▼

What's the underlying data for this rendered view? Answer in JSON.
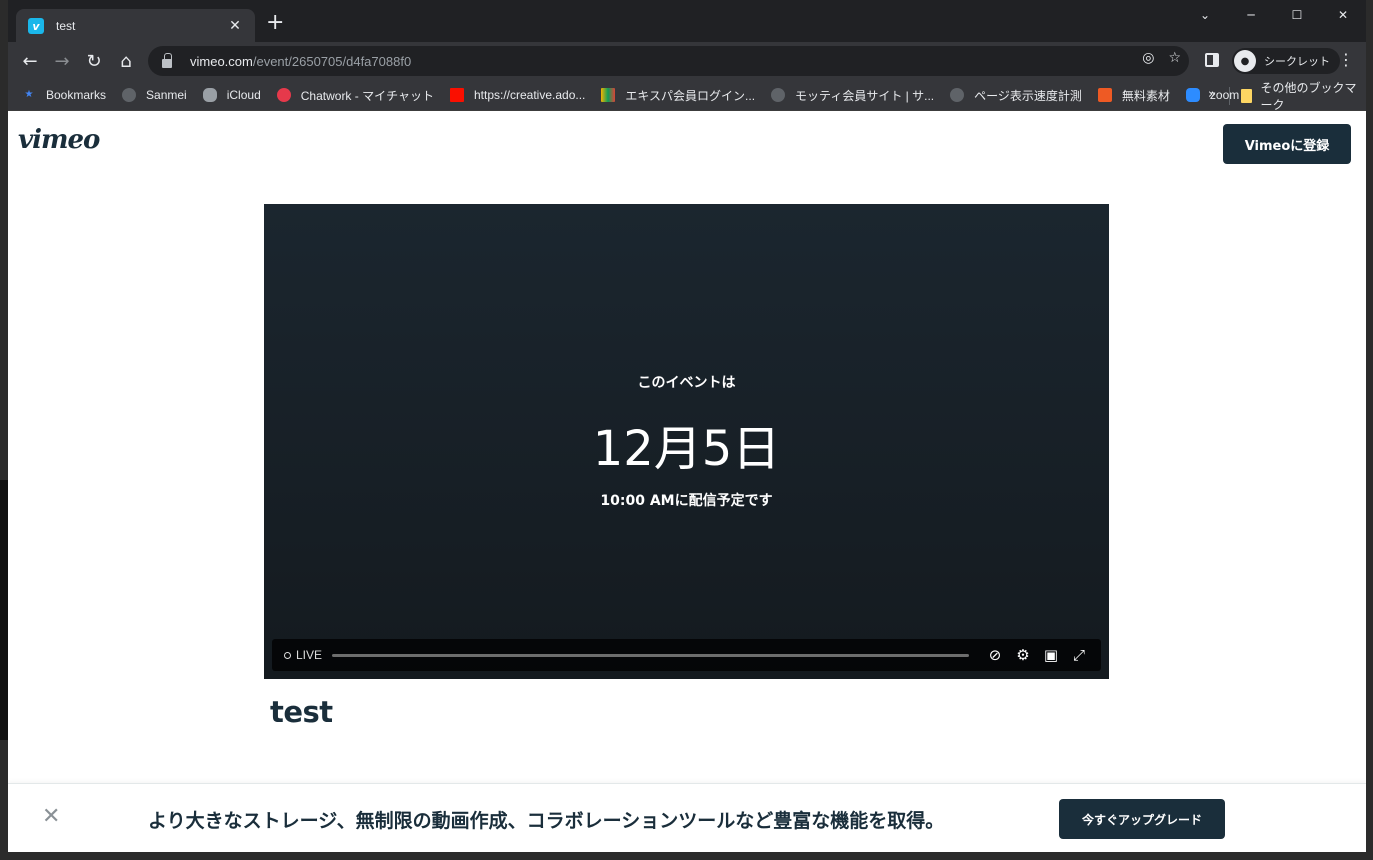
{
  "browser": {
    "tab_title": "test",
    "tab_favicon": "v",
    "new_tab": "+",
    "url_host": "vimeo.com",
    "url_path": "/event/2650705/d4fa7088f0",
    "incognito_label": "シークレット"
  },
  "bookmarks": [
    {
      "label": "Bookmarks",
      "icon": "star-icon",
      "color": "#4285f4"
    },
    {
      "label": "Sanmei",
      "icon": "globe-icon",
      "color": "#9aa0a6"
    },
    {
      "label": "iCloud",
      "icon": "apple-icon",
      "color": "#bdc1c6"
    },
    {
      "label": "Chatwork - マイチャット",
      "icon": "chatwork-icon",
      "color": "#e6394b"
    },
    {
      "label": "https://creative.ado...",
      "icon": "adobe-icon",
      "color": "#ff0000"
    },
    {
      "label": "エキスパ会員ログイン...",
      "icon": "expa-icon",
      "color": "#f4b400"
    },
    {
      "label": "モッティ会員サイト | サ...",
      "icon": "globe-icon",
      "color": "#9aa0a6"
    },
    {
      "label": "ページ表示速度計測",
      "icon": "globe-icon",
      "color": "#9aa0a6"
    },
    {
      "label": "無料素材",
      "icon": "material-icon",
      "color": "#ee5a24"
    },
    {
      "label": "zoom",
      "icon": "zoom-icon",
      "color": "#2d8cff"
    }
  ],
  "bookmarks_more": "»",
  "other_bookmarks": "その他のブックマーク",
  "page": {
    "logo": "vimeo",
    "signup_label": "Vimeoに登録",
    "event_pre": "このイベントは",
    "event_date": "12月5日",
    "event_time": "10:00 AMに配信予定です",
    "live_label": "LIVE",
    "video_title": "test"
  },
  "banner": {
    "text": "より大きなストレージ、無制限の動画作成、コラボレーションツールなど豊富な機能を取得。",
    "upgrade_label": "今すぐアップグレード"
  }
}
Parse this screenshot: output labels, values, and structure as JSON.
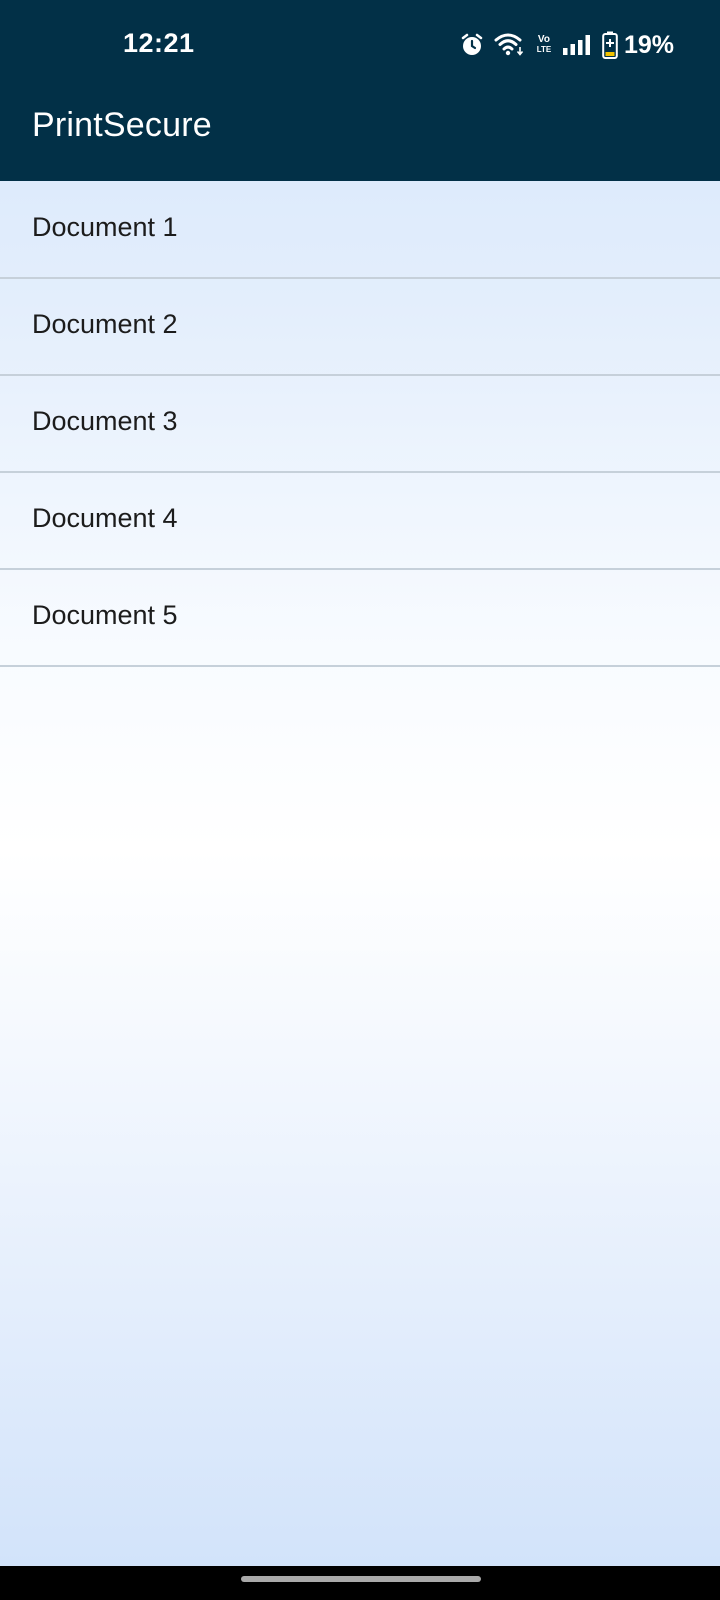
{
  "status_bar": {
    "time": "12:21",
    "icons": [
      "alarm-icon",
      "wifi-icon",
      "volte-icon",
      "signal-icon",
      "battery-icon"
    ],
    "volte_top": "Vo",
    "volte_bottom": "LTE",
    "battery_percent": "19%"
  },
  "app_bar": {
    "title": "PrintSecure",
    "background_color": "#023047"
  },
  "documents": {
    "items": [
      {
        "label": "Document 1"
      },
      {
        "label": "Document 2"
      },
      {
        "label": "Document 3"
      },
      {
        "label": "Document 4"
      },
      {
        "label": "Document 5"
      }
    ]
  }
}
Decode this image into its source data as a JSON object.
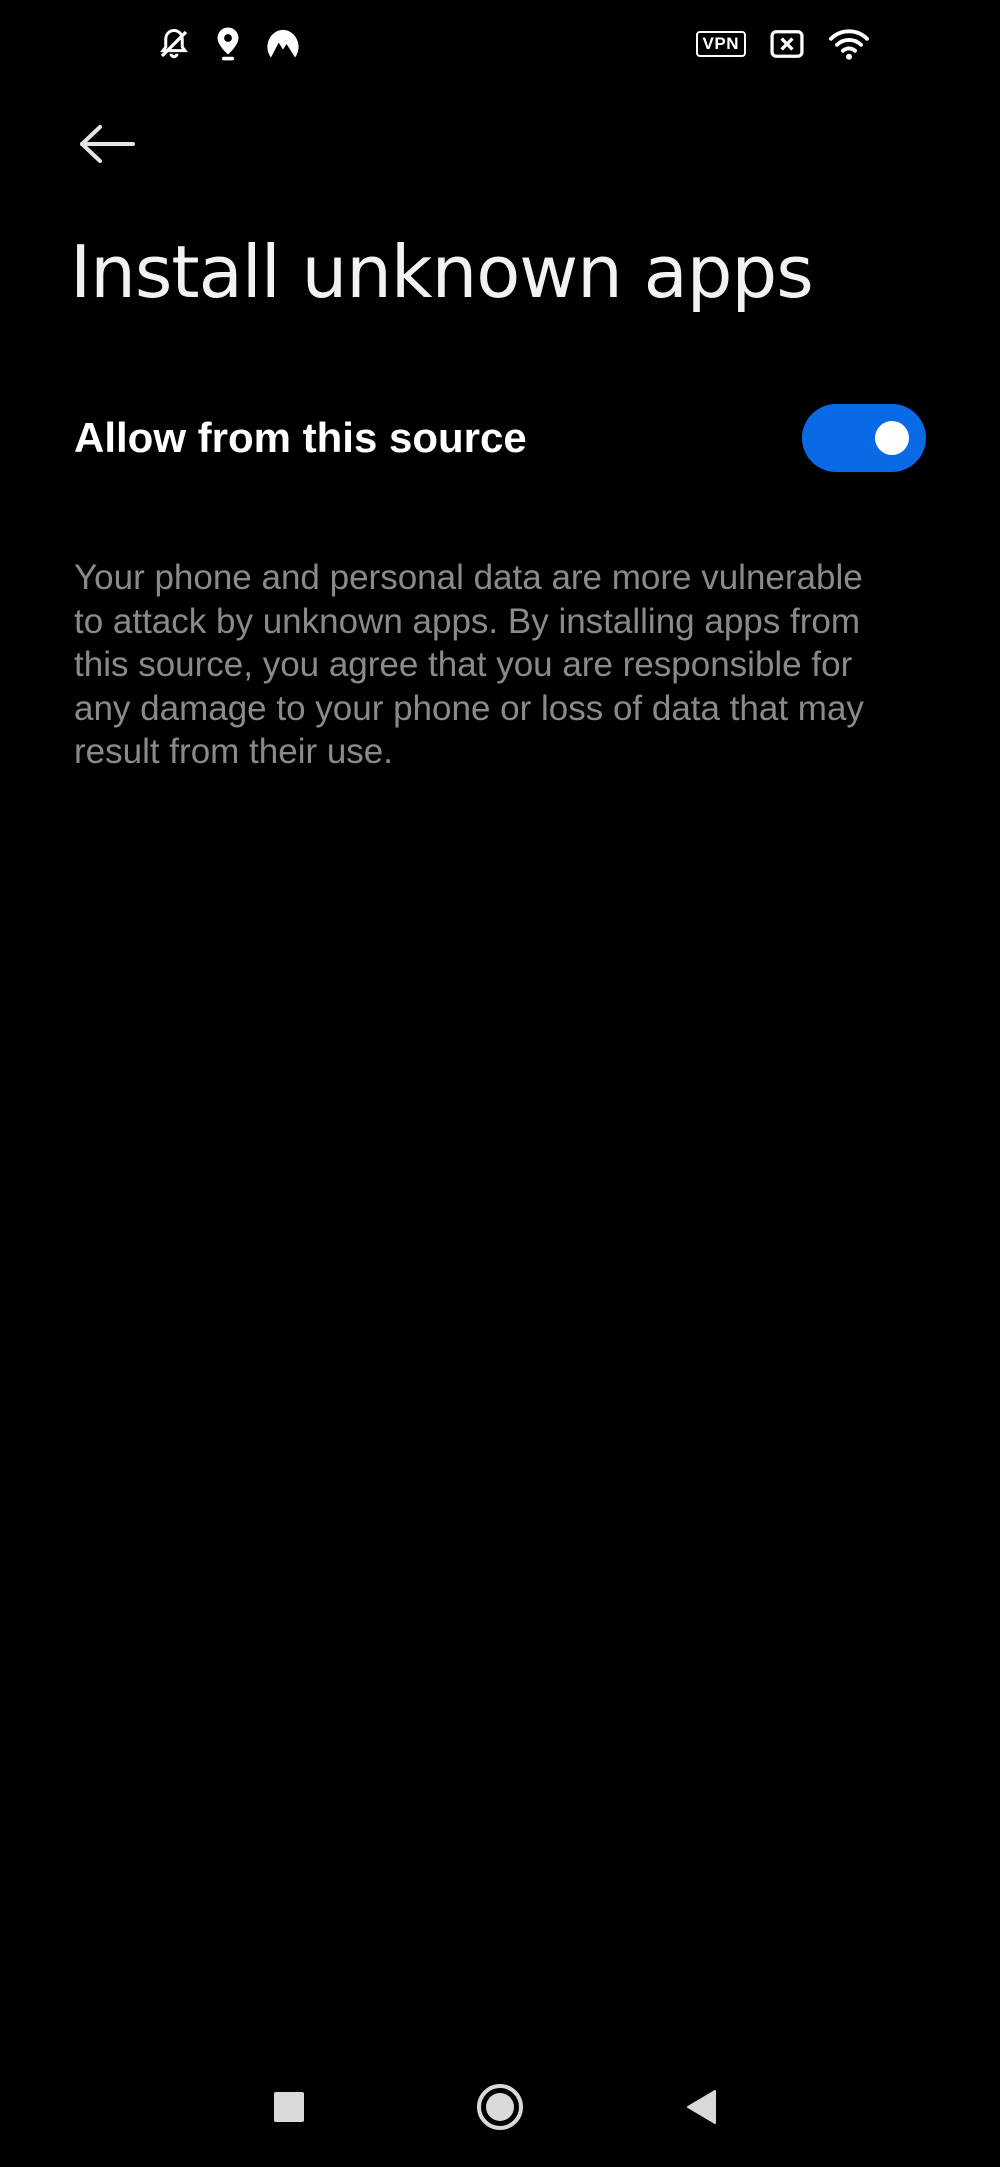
{
  "status_bar": {
    "left_icons": [
      "bell-off-icon",
      "location-icon",
      "nordvpn-icon"
    ],
    "vpn_label": "VPN",
    "right_icons": [
      "vpn-badge-icon",
      "battery-x-icon",
      "wifi-icon"
    ]
  },
  "header": {
    "back_icon": "arrow-left-icon",
    "title": "Install unknown apps"
  },
  "setting": {
    "label": "Allow from this source",
    "enabled": true,
    "toggle_color": "#0a6ae6"
  },
  "description": "Your phone and personal data are more vulnerable to attack by unknown apps. By installing apps from this source, you agree that you are responsible for any damage to your phone or loss of data that may result from their use.",
  "nav_bar": {
    "buttons": [
      "recents-square-icon",
      "home-circle-icon",
      "back-triangle-icon"
    ]
  }
}
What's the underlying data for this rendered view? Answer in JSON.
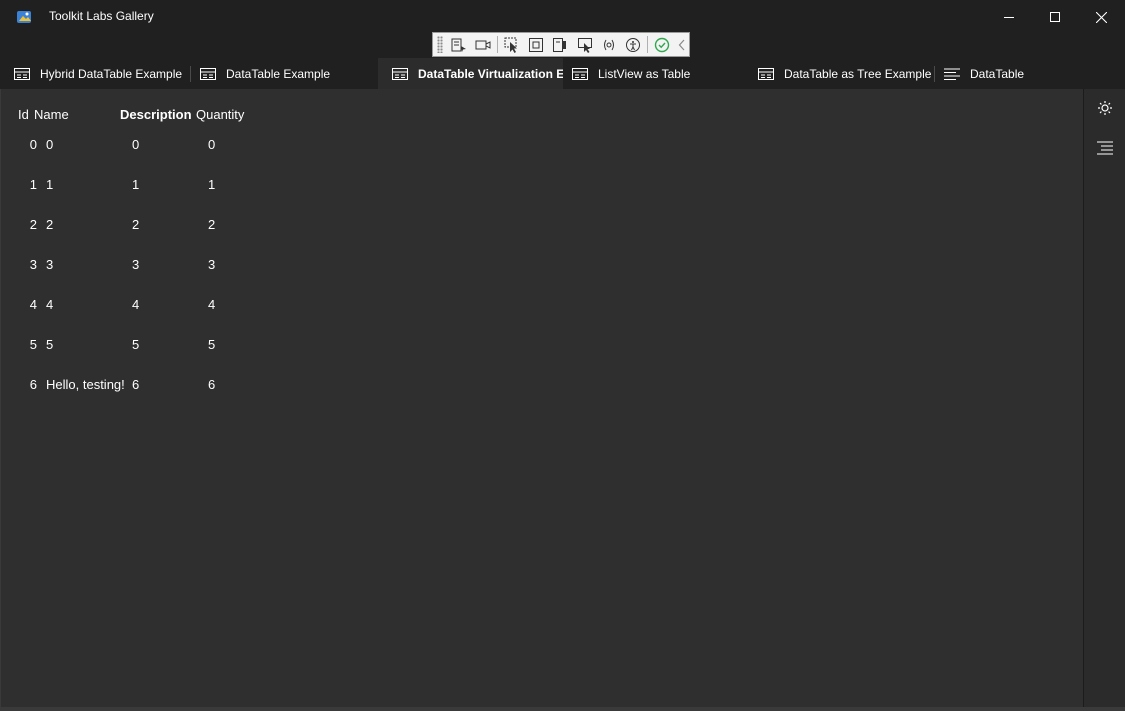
{
  "window": {
    "title": "Toolkit Labs Gallery",
    "icons": {
      "app": "app-logo-icon",
      "minimize": "minimize-icon",
      "maximize": "maximize-icon",
      "close": "close-icon"
    }
  },
  "debug_toolbar": {
    "buttons": [
      "go-to-live-visual-tree-icon",
      "video-icon",
      "select-element-icon",
      "display-layout-adorners-icon",
      "track-focus-icon",
      "preview-selection-icon",
      "binding-failures-icon",
      "accessibility-icon",
      "hot-reload-ok-icon",
      "collapse-chevron-icon"
    ]
  },
  "tabs": [
    {
      "label": "Hybrid DataTable Example",
      "icon": "table-icon"
    },
    {
      "label": "DataTable Example",
      "icon": "table-icon"
    },
    {
      "label": "DataTable Virtualization Ex",
      "icon": "table-icon",
      "selected": true
    },
    {
      "label": "ListView as Table",
      "icon": "table-icon"
    },
    {
      "label": "DataTable as Tree Example",
      "icon": "table-icon"
    },
    {
      "label": "DataTable",
      "icon": "text-lines-icon"
    }
  ],
  "table": {
    "headers": {
      "id": "Id",
      "name": "Name",
      "description": "Description",
      "quantity": "Quantity"
    },
    "rows": [
      {
        "id": "0",
        "name": "0",
        "description": "0",
        "quantity": "0"
      },
      {
        "id": "1",
        "name": "1",
        "description": "1",
        "quantity": "1"
      },
      {
        "id": "2",
        "name": "2",
        "description": "2",
        "quantity": "2"
      },
      {
        "id": "3",
        "name": "3",
        "description": "3",
        "quantity": "3"
      },
      {
        "id": "4",
        "name": "4",
        "description": "4",
        "quantity": "4"
      },
      {
        "id": "5",
        "name": "5",
        "description": "5",
        "quantity": "5"
      },
      {
        "id": "6",
        "name": "Hello, testing!",
        "description": "6",
        "quantity": "6"
      }
    ]
  },
  "side_panel": {
    "buttons": [
      "theme-toggle-icon",
      "toc-icon"
    ]
  },
  "colors": {
    "background": "#202020",
    "content": "#2f2f2f",
    "text": "#ffffff",
    "selected_tab": "#2c2c2c",
    "accent_check": "#2fa84f"
  }
}
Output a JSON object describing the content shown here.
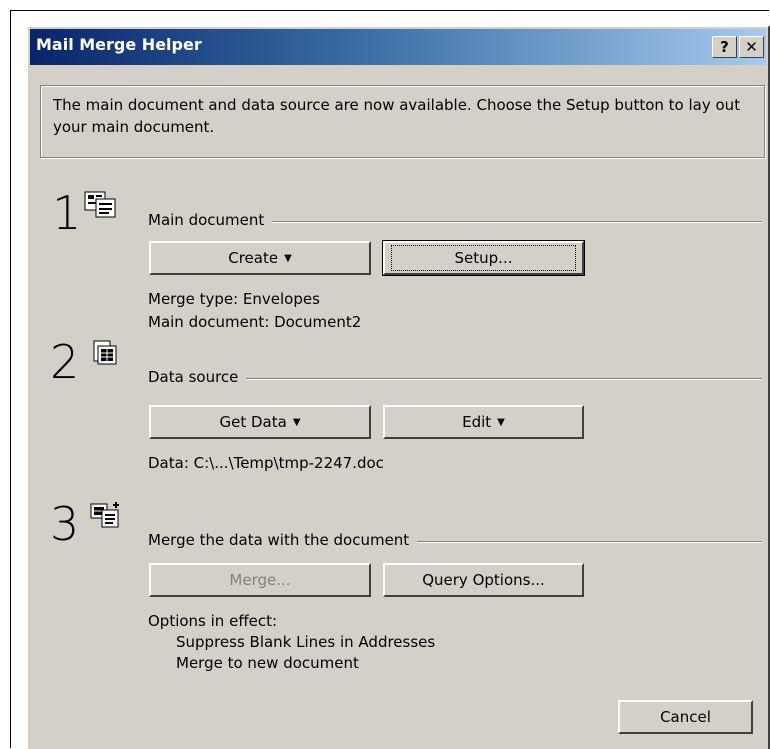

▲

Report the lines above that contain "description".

  "description": "Your phone and personal data are more vulnerable to attack by unknown apps. By installing apps from this source, you agree that you are responsible for any damage to your phone or loss of data that may result from their use.",
      "description": "Description",
        "description": "0",
        "description": "1",
        "description": "2",
        "description": "3",
        "description": "4",
        "description": "5",
        "description": "6",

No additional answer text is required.